So fourth place finally looks futile, unattainable for yet another year. Liverpool won't qualify for Europe's premier competition for the third-consecutive season, a millennium given the club's historical accomplishments.
However, I respectfully disagree with two very intelligent Liverpool bloggers. It's still not time to play the kids.
This season has been transitional, for better and worse. But Dalglish, Comolli, et al shouldn't give up on the plan for transition in the hopes of speeding up the development of long-term prospects such as Jonjo Shelvey, Jon Flanagan, Jack Robinson, Conor Coady, or, the most precocious, Raheem Sterling.
Thanks to Daniel Agger's recent injury, Sebastian Coates is a different case. The young Uruguayan should and will see more playing time than otherwise expected. Playing him instead of Carragher for the majority of matches from here out seems a no-brainer, regardless of events against Arsenal. But Agger's injury is what makes Coates' situation different. I'd say the same for Shelvey or Robinson if Gerrard or Enrique – Fowler forbid – suffered an extended injury. That's not the same as increasing Shelvey, Flanagan, Robinson, or Sterling's appearance total simply because the Champions League is now a lost cause.
The reasoning for this is two-fold. The first delves deep into the realm of hypothetical. Say Liverpool start Shelvey et al more often, and Liverpool's results become even more inconsistent and infuriatingly frustrating. Not only could that hinder the development of the individual players, it could hinders the club in general. In isolation, finishing 5th is little different than finishing 7th, especially with Europa League qualification assured due to the Carling Cup. But how Liverpool finish the season – with confidence, playing well or on a losing streak, questioning every and anything – matters very much. It will set the tone for both the off-season and the start of the next.
The second, slightly more tangible, is that Liverpool are already in transition. The first team still needs as much work as Liverpool's next generation. We'd hoped that wouldn't be the case after two-thirds of the campaign, but it is. The likes of Downing, Adam, and Carroll – whatever your feelings on any of them – have important parts to play for the foreseeable future, and we haven't seen any of them play to their potential, at least as it relates to overall team performance.
To take the most-controversial example.
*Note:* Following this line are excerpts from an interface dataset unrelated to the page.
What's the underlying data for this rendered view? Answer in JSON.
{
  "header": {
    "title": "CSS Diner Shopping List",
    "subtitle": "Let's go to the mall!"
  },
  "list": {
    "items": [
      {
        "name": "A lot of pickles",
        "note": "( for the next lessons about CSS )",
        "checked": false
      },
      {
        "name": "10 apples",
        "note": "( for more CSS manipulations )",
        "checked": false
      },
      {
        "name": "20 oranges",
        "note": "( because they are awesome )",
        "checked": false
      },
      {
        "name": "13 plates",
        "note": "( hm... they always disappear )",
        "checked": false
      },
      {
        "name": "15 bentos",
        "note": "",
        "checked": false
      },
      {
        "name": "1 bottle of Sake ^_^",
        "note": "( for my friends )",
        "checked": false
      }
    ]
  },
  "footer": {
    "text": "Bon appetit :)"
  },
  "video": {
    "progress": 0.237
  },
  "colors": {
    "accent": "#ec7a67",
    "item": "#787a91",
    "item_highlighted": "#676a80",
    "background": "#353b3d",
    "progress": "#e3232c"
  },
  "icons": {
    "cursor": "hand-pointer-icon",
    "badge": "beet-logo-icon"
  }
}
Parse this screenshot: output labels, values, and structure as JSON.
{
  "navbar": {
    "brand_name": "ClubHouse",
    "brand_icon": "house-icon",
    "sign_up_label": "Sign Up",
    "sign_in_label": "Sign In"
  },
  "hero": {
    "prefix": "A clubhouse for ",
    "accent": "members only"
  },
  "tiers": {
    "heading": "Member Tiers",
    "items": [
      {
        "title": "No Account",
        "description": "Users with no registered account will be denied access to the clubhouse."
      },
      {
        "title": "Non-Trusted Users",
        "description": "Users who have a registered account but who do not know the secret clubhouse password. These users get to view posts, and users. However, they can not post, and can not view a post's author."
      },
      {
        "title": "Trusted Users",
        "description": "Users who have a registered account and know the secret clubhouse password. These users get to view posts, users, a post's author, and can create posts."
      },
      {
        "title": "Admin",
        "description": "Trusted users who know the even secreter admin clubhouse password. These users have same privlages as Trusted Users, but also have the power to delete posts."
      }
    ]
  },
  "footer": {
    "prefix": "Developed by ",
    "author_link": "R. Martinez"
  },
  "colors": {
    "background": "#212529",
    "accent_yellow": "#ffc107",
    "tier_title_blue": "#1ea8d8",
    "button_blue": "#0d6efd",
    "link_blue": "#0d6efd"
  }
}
As much as you may not like it, Kenny Dalglish sees Charlie Adam as a crucial part of his team. Otherwise, Adam wouldn't have started 25 of Liverpool's 26 Premiership matches and 29 of 36 in all competitions, no matter the debilitating injuries to Gerrard and Lucas. Adam has a role for the next few years and he needs the playing time as much as, if not more than, Liverpool's prospects. He will most likely remain a divisive player for the duration of his Liverpool career, but there's still room for improvement within the context of the team. His long-range passes will find more targets as he continues to familiarize with attackers' runs, his positioning will improve as his learns how his ever-changing midfield partner (or partners) positions himself. We know what we're getting with Charlie Adam, but we still don't know how well Charlie Adam can play for Kenny Dalglish's Liverpool. And similar can be said about Downing and Carroll. Regardless of age or experience, we've seen new signings improve in their second season, even if we think we know the extent of each's capabilities.
There is a set plan for developing the likes of Coates, Shelvey, Flanagan, Robinson, Sterling, etc. The increasing unlikeliness of qualifying for the Champions League shouldn't change that plan. Use Shelvey sparingly, mostly off the bench with a start or two, if he's not going back out on loan. Involve Sterling with first-team training and away trips for acclimatization, maybe even a handful of bench appearances, but no more. Admittedly, if I had my way, almost every player mentioned above (excluding Coates and Sterling) would be out on loan for the rest of the season. But that's a different argument. And it doesn't appear to be part of the plan.
In addition, playing in the Europa League next year will benefit Liverpool's younger players more than anything, even more that a few forced first-team appearances over the remainder of this campaign. Livermore's progression at Tottenham is evidence of that.
What this boils down to is "keep on keeping on," as painful or boring as that may be. If this is truly a transitional season, stick to the plan for transition. Coates, Shelvey, Flanagan, Robinson and others are Liverpool's future, but the future isn't now yet.